## WHAT YOU WILL DO
Every line containing the string "Желтый" is to be copied from the records.

(Data items)

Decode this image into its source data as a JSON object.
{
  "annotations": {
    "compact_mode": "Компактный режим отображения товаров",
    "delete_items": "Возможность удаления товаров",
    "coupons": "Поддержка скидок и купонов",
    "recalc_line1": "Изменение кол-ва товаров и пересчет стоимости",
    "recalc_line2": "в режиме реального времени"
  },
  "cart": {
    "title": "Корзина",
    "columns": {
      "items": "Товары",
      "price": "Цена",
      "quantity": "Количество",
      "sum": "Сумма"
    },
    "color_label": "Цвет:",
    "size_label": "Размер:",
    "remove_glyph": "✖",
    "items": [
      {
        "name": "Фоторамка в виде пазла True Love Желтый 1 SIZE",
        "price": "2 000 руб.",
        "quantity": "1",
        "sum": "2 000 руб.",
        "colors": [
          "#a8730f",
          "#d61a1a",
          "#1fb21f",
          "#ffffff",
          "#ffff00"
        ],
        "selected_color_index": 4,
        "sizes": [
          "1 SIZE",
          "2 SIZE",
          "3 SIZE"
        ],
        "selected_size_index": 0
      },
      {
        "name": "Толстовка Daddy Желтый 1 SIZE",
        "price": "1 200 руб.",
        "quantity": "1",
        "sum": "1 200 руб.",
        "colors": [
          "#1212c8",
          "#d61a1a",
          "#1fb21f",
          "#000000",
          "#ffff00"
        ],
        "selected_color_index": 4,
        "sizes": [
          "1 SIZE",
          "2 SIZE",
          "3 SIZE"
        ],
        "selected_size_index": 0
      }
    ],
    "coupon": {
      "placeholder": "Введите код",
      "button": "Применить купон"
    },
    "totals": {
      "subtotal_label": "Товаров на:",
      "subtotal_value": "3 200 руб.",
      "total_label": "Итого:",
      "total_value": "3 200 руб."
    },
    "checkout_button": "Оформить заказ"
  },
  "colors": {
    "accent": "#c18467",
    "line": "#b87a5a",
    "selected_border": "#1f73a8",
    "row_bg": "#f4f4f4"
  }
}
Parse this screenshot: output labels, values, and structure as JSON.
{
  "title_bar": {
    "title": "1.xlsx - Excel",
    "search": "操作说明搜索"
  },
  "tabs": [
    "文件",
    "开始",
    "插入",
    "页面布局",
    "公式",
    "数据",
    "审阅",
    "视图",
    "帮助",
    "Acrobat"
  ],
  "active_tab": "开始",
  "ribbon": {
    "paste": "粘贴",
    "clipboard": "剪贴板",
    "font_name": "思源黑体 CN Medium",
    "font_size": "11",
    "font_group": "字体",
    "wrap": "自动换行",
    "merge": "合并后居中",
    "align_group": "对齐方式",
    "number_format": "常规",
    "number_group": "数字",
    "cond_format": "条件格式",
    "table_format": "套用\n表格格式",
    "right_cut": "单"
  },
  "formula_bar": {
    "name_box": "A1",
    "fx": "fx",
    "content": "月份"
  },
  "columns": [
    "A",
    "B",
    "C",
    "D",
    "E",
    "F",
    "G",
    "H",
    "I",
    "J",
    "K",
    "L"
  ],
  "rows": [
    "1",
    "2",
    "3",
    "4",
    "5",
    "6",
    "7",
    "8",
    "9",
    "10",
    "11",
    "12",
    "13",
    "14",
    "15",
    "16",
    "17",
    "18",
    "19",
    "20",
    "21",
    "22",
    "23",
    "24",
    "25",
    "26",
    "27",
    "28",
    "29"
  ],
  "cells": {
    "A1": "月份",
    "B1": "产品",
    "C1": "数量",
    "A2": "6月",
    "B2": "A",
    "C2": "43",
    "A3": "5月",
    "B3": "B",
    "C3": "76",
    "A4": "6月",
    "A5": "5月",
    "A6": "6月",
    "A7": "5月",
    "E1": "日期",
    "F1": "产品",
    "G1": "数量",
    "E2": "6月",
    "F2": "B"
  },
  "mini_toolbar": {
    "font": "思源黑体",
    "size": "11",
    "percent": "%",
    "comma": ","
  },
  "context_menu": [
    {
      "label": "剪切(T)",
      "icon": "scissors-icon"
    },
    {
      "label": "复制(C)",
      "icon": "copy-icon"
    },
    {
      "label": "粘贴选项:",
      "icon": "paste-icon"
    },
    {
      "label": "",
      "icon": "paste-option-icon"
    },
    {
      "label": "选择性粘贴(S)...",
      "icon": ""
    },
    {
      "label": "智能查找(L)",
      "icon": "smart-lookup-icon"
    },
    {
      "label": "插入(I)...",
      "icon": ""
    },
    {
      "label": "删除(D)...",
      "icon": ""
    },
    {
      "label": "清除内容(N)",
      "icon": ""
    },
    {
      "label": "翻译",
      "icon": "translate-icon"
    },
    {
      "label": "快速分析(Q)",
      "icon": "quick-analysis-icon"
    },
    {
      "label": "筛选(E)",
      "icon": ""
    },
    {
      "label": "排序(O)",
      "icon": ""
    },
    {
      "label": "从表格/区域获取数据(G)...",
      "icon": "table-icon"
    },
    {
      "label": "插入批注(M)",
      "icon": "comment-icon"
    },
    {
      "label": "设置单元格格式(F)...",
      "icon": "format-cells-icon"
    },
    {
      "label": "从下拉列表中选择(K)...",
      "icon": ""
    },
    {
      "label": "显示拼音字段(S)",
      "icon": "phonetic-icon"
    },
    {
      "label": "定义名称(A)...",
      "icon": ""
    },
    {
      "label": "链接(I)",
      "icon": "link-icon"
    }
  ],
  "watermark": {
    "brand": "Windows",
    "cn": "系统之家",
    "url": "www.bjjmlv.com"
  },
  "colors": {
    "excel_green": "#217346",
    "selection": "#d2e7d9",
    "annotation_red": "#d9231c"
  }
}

## THE COMPLETED TASK
        "name": "Фоторамка в виде пазла True Love Желтый 1 SIZE",
        "name": "Толстовка Daddy Желтый 1 SIZE",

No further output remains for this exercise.